To qualify for the base-year transfer, the replacement property must meet the following conditions.
Can't transfer to a property you already owned
First, the replacement property cannot qualify for tax relief unless it is acquired after the earliest of the following: “an initial written offer is made by the acquiring entity;” or “the date the acquiring entity takes final action to approve the project;” or “the date as declared by a court that the [original] property was taken”. In other words, an owner cannot transfer their base-year value to a property that they owned before the public agency begins the acquisition process.
Buy replacement property within 4 years
Second, the replacement property must be acquired and a request for base-year transfer filed with the Assessor in the appropriate county no later than four years from the date of acquisition by the public agency. Higher taxes are payable on the replacement property until the original property goes into the name of the acquiring entity.

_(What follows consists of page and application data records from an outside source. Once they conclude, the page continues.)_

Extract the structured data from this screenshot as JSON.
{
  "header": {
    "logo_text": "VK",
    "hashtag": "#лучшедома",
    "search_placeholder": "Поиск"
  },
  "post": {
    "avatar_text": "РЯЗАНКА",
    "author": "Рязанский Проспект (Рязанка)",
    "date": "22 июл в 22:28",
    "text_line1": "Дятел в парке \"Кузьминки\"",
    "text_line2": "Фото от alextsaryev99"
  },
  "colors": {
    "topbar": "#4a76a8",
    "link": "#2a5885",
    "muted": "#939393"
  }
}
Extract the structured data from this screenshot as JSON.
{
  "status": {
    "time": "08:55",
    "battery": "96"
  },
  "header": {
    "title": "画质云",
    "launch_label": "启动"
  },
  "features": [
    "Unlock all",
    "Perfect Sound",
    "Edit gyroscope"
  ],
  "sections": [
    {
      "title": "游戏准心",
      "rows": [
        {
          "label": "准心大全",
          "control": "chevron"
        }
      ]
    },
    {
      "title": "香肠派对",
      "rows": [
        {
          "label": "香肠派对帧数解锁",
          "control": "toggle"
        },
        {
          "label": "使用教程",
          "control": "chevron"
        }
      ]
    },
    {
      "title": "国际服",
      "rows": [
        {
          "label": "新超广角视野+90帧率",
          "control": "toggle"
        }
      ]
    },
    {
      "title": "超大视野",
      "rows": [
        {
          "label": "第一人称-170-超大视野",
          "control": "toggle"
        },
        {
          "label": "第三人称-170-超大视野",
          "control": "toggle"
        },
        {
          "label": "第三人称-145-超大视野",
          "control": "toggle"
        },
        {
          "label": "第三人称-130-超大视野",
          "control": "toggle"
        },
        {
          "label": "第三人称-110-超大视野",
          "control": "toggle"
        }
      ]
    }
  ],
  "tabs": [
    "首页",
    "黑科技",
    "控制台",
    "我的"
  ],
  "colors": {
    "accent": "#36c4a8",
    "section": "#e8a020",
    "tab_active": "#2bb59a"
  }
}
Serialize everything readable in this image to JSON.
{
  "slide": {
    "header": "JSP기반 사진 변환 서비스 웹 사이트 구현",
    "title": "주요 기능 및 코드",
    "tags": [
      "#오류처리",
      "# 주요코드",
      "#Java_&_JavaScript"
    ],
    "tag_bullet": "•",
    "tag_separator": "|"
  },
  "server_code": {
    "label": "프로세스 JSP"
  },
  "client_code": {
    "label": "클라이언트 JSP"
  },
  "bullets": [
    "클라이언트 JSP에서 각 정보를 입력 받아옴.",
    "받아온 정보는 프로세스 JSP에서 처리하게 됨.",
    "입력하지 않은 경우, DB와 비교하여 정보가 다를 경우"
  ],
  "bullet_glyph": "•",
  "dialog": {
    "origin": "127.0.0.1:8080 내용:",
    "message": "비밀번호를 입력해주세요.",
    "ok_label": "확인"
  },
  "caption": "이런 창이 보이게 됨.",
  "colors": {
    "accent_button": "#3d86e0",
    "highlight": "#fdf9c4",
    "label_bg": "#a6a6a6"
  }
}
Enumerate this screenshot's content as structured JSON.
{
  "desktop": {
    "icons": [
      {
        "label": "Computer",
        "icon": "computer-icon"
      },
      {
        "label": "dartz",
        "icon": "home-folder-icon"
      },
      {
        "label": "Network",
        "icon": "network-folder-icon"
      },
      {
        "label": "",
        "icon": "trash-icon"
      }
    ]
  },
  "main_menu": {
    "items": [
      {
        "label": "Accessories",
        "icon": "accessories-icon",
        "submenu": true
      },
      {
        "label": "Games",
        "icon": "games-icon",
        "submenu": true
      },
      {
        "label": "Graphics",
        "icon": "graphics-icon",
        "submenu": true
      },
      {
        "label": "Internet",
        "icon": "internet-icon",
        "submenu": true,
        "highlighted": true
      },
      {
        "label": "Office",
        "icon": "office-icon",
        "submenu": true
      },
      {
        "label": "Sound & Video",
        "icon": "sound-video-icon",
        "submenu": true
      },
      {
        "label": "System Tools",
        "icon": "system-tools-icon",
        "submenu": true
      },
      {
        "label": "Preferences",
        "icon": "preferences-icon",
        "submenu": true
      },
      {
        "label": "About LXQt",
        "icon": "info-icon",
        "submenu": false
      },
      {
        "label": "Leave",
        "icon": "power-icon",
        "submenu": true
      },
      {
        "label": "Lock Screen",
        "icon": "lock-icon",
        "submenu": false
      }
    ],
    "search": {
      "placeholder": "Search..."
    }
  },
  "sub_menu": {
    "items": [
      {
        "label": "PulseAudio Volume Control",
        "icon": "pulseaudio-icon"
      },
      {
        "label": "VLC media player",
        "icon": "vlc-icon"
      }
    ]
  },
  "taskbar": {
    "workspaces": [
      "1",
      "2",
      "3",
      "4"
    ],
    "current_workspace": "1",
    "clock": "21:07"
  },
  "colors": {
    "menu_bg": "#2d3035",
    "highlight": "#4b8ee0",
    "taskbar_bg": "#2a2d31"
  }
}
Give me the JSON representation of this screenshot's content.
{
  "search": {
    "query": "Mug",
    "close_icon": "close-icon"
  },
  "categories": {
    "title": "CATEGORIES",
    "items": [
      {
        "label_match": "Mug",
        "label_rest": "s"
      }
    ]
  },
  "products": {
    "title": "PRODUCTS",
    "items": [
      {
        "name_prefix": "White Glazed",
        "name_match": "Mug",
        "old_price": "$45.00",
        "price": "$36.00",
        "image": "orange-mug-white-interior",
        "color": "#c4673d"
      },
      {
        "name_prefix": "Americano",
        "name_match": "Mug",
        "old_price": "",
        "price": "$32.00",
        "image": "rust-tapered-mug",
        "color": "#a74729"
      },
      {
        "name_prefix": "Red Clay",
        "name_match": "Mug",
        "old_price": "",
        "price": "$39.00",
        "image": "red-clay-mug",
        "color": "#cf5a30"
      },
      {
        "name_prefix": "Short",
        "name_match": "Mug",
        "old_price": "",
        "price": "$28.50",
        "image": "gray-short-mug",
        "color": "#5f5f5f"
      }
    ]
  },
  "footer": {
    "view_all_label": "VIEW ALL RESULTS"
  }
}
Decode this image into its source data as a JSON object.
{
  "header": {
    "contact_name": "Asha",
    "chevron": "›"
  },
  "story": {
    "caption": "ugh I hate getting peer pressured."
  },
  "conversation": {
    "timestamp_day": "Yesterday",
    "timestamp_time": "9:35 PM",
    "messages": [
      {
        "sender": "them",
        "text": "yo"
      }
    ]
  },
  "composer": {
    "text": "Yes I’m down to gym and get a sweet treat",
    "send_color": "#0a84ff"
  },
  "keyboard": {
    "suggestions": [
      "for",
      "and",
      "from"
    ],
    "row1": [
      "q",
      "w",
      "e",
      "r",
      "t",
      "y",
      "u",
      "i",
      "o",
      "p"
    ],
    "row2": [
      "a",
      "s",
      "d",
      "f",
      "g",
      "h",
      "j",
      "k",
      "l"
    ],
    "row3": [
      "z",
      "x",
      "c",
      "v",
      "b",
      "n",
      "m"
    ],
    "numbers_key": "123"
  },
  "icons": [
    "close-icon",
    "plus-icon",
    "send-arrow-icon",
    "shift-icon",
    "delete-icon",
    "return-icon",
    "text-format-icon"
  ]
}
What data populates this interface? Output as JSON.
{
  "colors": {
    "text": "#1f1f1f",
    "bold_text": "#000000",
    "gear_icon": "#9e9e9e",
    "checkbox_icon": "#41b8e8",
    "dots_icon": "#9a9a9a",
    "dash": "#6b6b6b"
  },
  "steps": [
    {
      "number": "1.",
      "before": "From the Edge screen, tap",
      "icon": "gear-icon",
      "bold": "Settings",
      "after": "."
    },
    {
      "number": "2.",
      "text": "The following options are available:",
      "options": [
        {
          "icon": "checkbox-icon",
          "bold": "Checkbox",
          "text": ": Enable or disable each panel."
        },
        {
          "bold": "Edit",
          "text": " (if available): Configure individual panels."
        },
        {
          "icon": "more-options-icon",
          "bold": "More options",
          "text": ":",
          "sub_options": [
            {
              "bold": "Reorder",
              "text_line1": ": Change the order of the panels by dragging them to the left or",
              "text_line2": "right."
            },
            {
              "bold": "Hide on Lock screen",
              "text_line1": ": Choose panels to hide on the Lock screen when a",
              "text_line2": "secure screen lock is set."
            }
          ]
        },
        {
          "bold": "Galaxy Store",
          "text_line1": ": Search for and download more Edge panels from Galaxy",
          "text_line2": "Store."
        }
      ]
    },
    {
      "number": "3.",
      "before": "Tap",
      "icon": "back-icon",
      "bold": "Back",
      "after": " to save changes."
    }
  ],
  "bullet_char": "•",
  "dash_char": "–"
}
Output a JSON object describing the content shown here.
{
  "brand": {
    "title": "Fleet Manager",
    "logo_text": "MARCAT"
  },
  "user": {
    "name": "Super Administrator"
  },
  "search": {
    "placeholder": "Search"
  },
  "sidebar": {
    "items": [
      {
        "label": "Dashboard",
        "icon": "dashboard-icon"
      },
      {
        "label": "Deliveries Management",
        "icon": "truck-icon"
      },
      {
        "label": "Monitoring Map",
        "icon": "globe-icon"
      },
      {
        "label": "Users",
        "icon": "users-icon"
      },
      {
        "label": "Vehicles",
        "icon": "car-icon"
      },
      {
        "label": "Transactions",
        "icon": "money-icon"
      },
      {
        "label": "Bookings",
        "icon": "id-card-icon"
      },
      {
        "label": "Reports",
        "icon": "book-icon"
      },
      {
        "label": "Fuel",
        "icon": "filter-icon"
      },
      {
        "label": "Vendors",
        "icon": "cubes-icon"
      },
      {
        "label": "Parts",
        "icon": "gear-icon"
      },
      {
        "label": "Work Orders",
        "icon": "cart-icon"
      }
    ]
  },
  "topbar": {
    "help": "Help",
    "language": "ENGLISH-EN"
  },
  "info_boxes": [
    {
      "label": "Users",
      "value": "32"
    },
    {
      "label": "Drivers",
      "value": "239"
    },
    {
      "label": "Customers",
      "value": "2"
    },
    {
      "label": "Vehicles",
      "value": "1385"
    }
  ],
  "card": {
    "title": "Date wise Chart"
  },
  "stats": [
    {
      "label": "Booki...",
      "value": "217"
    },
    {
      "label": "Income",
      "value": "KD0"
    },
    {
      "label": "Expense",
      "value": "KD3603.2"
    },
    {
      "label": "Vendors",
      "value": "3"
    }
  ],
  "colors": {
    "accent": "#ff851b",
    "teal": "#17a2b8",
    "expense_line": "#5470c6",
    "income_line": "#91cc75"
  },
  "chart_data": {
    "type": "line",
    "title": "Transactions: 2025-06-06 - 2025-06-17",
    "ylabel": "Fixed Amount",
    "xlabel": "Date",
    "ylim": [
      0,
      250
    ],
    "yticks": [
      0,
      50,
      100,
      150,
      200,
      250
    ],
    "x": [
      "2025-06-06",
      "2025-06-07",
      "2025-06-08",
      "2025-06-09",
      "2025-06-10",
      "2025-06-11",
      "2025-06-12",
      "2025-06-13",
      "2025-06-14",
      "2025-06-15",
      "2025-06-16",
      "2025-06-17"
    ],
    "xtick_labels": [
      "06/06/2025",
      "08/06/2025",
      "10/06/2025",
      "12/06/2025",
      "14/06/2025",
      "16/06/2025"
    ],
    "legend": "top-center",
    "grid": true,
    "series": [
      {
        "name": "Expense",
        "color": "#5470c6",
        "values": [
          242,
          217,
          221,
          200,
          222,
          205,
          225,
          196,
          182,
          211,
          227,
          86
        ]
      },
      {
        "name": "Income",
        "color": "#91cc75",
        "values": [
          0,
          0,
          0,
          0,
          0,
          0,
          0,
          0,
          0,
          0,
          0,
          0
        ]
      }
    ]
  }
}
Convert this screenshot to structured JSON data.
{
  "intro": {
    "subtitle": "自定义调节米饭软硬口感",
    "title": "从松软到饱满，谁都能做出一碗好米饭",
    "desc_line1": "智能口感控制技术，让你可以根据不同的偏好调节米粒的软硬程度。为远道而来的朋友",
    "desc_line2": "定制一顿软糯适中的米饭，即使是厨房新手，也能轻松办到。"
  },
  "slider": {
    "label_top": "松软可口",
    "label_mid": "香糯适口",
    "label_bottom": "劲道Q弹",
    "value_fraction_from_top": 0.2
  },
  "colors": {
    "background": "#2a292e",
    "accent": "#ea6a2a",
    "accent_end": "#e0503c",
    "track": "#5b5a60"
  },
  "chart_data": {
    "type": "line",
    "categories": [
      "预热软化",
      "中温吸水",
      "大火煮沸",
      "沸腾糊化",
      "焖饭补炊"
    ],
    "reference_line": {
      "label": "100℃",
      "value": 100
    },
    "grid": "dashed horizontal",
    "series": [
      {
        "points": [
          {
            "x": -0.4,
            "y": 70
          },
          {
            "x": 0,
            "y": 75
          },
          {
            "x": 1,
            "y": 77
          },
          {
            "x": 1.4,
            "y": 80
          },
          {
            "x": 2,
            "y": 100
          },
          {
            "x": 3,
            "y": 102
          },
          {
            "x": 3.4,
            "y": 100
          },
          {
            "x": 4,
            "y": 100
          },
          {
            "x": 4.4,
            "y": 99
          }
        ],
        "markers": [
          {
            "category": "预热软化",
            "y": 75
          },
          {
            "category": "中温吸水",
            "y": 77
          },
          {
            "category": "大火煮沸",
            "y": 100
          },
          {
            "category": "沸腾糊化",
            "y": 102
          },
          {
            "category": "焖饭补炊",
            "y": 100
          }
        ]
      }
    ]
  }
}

Property must be comparable
The third condition is that the replacement property must be comparable in size, utility and function to the property acquired by the public agency. Comparable also means that the cost of the replacement property including any required construction does not exceed 120 percent of the purchase price paid by the public agency excluding any relocation assistance. To the extent a replacement property is larger and/or more expensive than 120 per cent or has more uses than the acquired property, the non-comparable portion will be subject to reassessment.
Must be same owner
The fourth condition is that the owner of the acquired property must be the buyer of the replacement property. Thus, an individual whose property was acquired could not buy a share in a partnership that owned, or was formed to purchase, a piece of comparable replacement property. By the same token, a partnership that held acquired property could not split the purchase price among the partners who would then buy replacement property as individuals.
Questions? Please contact Napa County Assessor-Recorder-County Clerk John Tuteur at 707.253.4459 or by e-mail email@example.com
More articles can be found at http://www.countyofnapa.org/Assessor/